Det Norske Vertias (USA) Inc. in Katy, Texas, has earned the U.S. Environmental Protection Agency's (EPA's) prestigious ENERGY STAR, the national symbol for superior energy efficiency and environmental protection. Commercial buildings and industrial plants that rate in the top 25 percent of facilities in the nation for energy efficiency may qualify for the ENERGY STAR.

Det Norske Vertias (USA) Inc., is pleased to accept EPA's ENERGY STAR in recognition of our energy efficiency efforts," said Peter Bjerager, Director of Operations "Through this achievement, we have demonstrated our commitment to our vision: “Global impact for a safe and sustainable future” and our purpose: “To safeguard life, property and the environment”, while also lowering our energy costs. We improved our energy performance by managing energy strategically across our entire organization and by making cost-effective improvements to our building(s). Det Norske Vertias’s Katy office has saved 34% in annual energy bills and prevented greenhouse gas emissions equal to the electricity use from 64 households for a year. Typically, commercial buildings that earn the ENERGY STAR use an average of 40 percent less energy than typical buildings and also release 35 percent less carbon dioxide into the atmosphere.

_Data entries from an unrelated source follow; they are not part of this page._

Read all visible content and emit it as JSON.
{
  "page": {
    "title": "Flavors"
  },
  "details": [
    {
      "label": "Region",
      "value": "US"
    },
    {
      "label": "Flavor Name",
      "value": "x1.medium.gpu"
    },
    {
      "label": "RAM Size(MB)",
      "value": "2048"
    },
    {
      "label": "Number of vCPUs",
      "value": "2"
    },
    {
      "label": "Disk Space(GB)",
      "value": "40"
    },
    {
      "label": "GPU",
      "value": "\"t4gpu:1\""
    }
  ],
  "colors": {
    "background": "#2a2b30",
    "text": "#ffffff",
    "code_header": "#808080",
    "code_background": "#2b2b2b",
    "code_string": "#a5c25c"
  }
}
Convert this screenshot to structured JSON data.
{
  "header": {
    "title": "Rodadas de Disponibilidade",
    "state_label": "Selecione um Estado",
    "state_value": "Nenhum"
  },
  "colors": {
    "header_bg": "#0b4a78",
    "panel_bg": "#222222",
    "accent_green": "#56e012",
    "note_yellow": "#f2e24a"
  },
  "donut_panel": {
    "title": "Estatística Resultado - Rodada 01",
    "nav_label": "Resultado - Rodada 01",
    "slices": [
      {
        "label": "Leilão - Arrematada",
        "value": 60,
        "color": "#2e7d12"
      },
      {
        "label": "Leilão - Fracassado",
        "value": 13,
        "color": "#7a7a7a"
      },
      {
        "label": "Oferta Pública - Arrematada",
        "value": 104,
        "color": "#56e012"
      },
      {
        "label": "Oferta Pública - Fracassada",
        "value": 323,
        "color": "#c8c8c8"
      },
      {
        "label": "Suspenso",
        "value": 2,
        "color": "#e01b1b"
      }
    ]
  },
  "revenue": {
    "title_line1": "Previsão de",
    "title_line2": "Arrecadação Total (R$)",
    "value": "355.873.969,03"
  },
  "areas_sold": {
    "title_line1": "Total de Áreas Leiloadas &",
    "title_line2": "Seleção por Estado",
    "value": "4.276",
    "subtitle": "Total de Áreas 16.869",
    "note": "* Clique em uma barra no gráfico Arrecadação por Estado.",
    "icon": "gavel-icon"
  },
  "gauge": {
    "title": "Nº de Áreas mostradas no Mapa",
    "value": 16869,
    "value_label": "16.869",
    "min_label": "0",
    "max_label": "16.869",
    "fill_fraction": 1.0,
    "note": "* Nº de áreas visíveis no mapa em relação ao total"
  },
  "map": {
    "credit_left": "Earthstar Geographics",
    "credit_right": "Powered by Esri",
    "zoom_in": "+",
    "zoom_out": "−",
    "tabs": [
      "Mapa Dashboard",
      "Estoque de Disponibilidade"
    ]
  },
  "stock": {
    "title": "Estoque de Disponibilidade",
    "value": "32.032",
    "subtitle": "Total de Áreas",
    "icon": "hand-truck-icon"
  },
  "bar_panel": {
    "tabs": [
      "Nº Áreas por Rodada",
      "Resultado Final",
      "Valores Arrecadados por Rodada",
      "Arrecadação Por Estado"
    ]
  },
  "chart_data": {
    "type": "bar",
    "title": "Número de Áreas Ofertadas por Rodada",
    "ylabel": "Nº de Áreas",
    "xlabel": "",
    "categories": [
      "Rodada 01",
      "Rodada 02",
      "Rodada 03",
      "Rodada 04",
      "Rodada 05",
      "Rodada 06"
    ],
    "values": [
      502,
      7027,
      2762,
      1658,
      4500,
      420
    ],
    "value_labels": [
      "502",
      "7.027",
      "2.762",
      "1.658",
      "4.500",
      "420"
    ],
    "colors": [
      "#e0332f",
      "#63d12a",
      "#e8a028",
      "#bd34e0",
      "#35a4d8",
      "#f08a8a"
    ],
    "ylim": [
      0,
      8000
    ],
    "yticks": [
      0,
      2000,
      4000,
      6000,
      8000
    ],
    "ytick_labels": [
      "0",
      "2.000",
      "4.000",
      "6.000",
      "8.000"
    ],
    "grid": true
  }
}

"Whether you are running a grocery store, a school, or an office building, getting the most out of your energy dollars - while reducing your carbon footprint -just makes sense," said EPA Administrator Stephen L. Johnson. “

To earn the ENERGY STAR, Det Norske Veritas took the following actions:
• Implemented Environmental Management certified to ISO 14001
• Designed and moved into a new office facility using Energy Star guidelines and LEEDs Gold level design standards in its construction

EPA's national energy performance rating system provides a 1-100 scale that helps organizations assess how efficiently their buildings use energy relative to similar buildings nationwide. A building that scores a rating of 75 or higher is eligible for the ENERGY STAR. Commercial Buildings that can earn the ENERGY STAR include offices, bank branches, financial centers, retailers, courthouses, hospitals, hotels, K-12 schools, medical offices, supermarkets, dormitories, and warehouses.

ENERGY STAR was introduced by EPA in 1992 as a voluntary, market-based partnership to reduce greenhouse gas emissions through energy efficiency. Today, the ENERGY STAR label can be found on more than 50 different kinds of products, new homes and commercial and industrial buildings. Products and buildings that have earned the ENERGY STAR designation prevent greenhouse gas emissions by meeting strict energy-efficiency specifications set by the government. In 2006, Americans, with the help of ENERGY STAR, saved about $16 billion on their energy bills while reducing the greenhouse gas emissions equivalent to those of 27 million vehicles.

For more information about ENERGY STAR visit www.energystar.gov. For more information about Det Norske Veritas visit www.dnv.com.